How to translate text using browser tools
27 April 2022 SYSTEMATIC LARVAL FISH SURVEYS AND ABIOTIC CORRELATES CHARACTERIZE EXTANT NATIVE FISH ASSEMBLAGE REPRODUCTIVE SUCCESS IN THE COLORADO RIVER, WESTERN GRAND CANYON, ARIZONA
Eliza I. Gilbert, W. Howard Brandenburg, Adam L. Barkalow, Ron B. Kegerries, Brandon C. Albrecht, Brian D. Healy, Emily C. Omana Smith, James R. Stolberg, Mark C. McKinstry, Steven P. Platania
Author Affiliations +
Abstract

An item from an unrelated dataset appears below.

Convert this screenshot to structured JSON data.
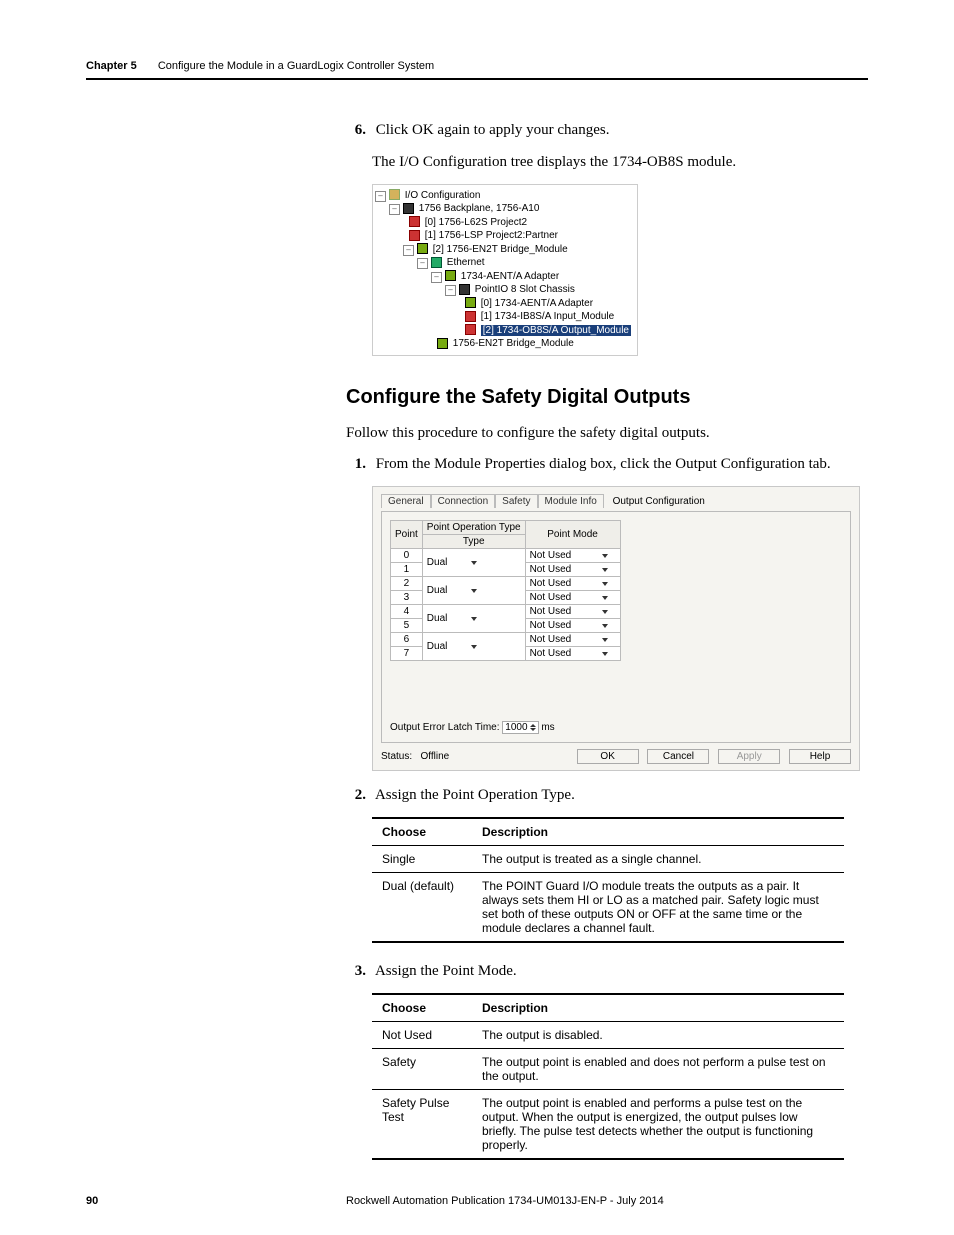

Systematic larval fish surveys increase the probability of detecting rare species and provide ecological insights for more common species that can be difficult to infer from surveys of older life-stages. To characterize the reproductive success of the extant fish assemblage in the western Grand Canyon portion of the Colorado River, we conducted systematic larval fish surveys in 2014 and 2015. The effort identified endangered razorback sucker (Xyrauchen texanus) as initiating spawning in February with a continuation through July. We collected recently hatched protolarval fish throughout the study area including the most upstream sample sites, suggesting fish spawned throughout and upstream of the study area. Our collection of a protolarval endangered humpback chub (Gila cypha) supports the hypothesis that the population increased in range within the Grand Canyon from its dramatic 2001 contraction into the Little Colorado River and suggests localized spawning. Back-calculating hatching dates indicated humpback chub began hatching in late April and continued through mid-May. Native fishes numerically dominated larval fish collections (97.6 and 99.3% for 2014 and 2015, respectively) and recruitment to the early juvenile life-stage was documented for all fish species captured except razorback sucker. Abundance, measured as catch per unit effort and frequency of occurrence, was different between years for each native species captured (n = 5). Interannual differences in abiotic factors (discharge, diel fluctuations in discharge, and water temperature) were significantly different for most months between years. A redundancy analysis, evaluating the relationship between abiotic environmental factors and catch rates, suggested both discharge and water temperature were associated with speckled dace (Rhinichthys osculus), bluehead sucker (Catostomus discobolus), and flannelmouth sucker (Catostomus latipinnis), with a positive correlation to water temperature and a negative correlation to discharge. We were unable to identify associations between abiotic factors and the endangered fishes, which may have been due to the lack of variability in those species' catch rates. Improving our understanding of the relationship between reproductive success and abiotic factors would enhance management of the system to benefit native fishes.

Eliza I. Gilbert, W. Howard Brandenburg, Adam L. Barkalow, Ron B. Kegerries, Brandon C. Albrecht, Brian D. Healy, Emily C. Omana Smith, James R. Stolberg, Mark C. McKinstry, and Steven P. Platania "SYSTEMATIC LARVAL FISH SURVEYS AND ABIOTIC CORRELATES CHARACTERIZE EXTANT NATIVE FISH ASSEMBLAGE REPRODUCTIVE SUCCESS IN THE COLORADO RIVER, WESTERN GRAND CANYON, ARIZONA," The Southwestern Naturalist 66(1), 67-76, (27 April 2022). https://doi.org/10.1894/0038-4909-66.1.67
Received: 30 June 2019; Accepted: 22 November 2021; Published: 27 April 2022
RIGHTS & PERMISSIONS
Get copyright permission
Back to Top